Healthy eating: Susan Jane White says buy Irish and buy organic

As its name suggests, rocket is a fiery addition to any supper without burning your buds. Also sold as arugula, I prefer the name that sounds like it's going to take you to another planet.

Lazy teenagers will benefit from rocket's rich source of iron and vitamin C. Iron is needed to transport oxygen around the blood -- it's vital for energy ignition and plotting the next night out. Vitamin C is crucial to the proper absorption of iron, and in the fight against acne.

There is a significant difference between organic rocket and inorganic rocket, the latter being a muted relative. Pat Thomas ascribes this gulf in taste to the overuse of agrichemicals during its growth, routine radiation to extend its shelf life, and a chlorine treatment "20 times more concentrated than in the average swimming pool" (What's in this Stuff?, Rodale International).

With National Organic Week starting tomorrow, I dare you to challenge your taste buds and weekly menus. But don't just confine your task to rocket. Pick up some organic tomatoes from Wicklow farmer Marc Michel, available nationwide, and compare them to the inorganic chaps from Spain and Holland. The first will be explosively sweet, while the latter often feels like you've sunk your teeth into someone else's soggy Kleenex.

For any Hugh Fearnley-Whittingstall types, www.brownenvelopeseeds.com arranges for organic seeds to be posted straight to your door. Think The Good Life with Tom and Barbara. Lazier urbanites might prefer windowsill farming with a Biosnacky sprouting germinator, available from health-food stores, or why not start a nifty balcony allotment? Check out www.quickcrop.ie

Meanwhile, check out your nearest Mecca of artisan cheeses, breads and locally reared meat on Bord Bia's website. They have a groovy one-click menu on all organic markets in Ireland, and information on what's happening during National Organic Week.

Irish Parmesan and Rocket Salad

It's not necessary to frighten your bank balance by buying a large chunk of cheese for this recipe. Listed below are particularly strong-flavoured cheeses that go a long way, finely shaved. They almost taste illicit, they're that good.

You'll find that farmer's markets and specialist cheesemongers offer tastings -- and history -- before you decide to buy their produce. Seems like a good deal to me, especially when some chain stores only provide rows of packets, resulting in Russian roulette for your wallet.

Remember that every penny you spend supports someone. Is that going to be a multinational supermarket? A fancy US conglomerate? Massive greenhouses in Holland? Or your neighbours from a family-run Irish business?

You will need:

2 tablespoons extra virgin olive oil

1 tablespoon cider balsamic vinegar

2 handfuls organic rocket

Shavings of aged Mossfield gouda from Co Offaly, or Cratloe sheep's cheese from Co Clare, or West Cork's Desmond cheese

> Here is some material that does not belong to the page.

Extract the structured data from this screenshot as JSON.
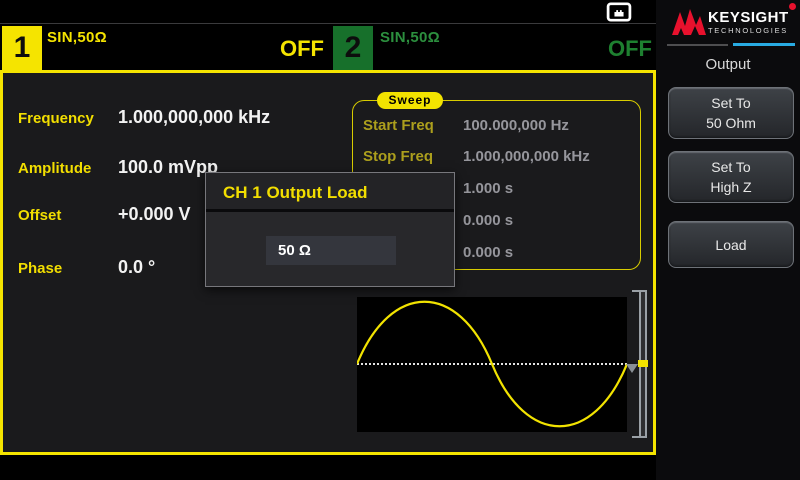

With a fork, whisk together the olive oil and the cider balsamic vinegar. Tumble into the rocket just before serving. Using a potato peeler, shave bits of your chosen cheese over the salad, and give the salad a last gentle turn with clean hands. Implements can bruise the leaves and cause them to wilt, so always use your hands when preparing salads.

Spankingly good alongside a tray of roasted veg or air-dried Connemara Hill lamb from McGeough's of Oughterard.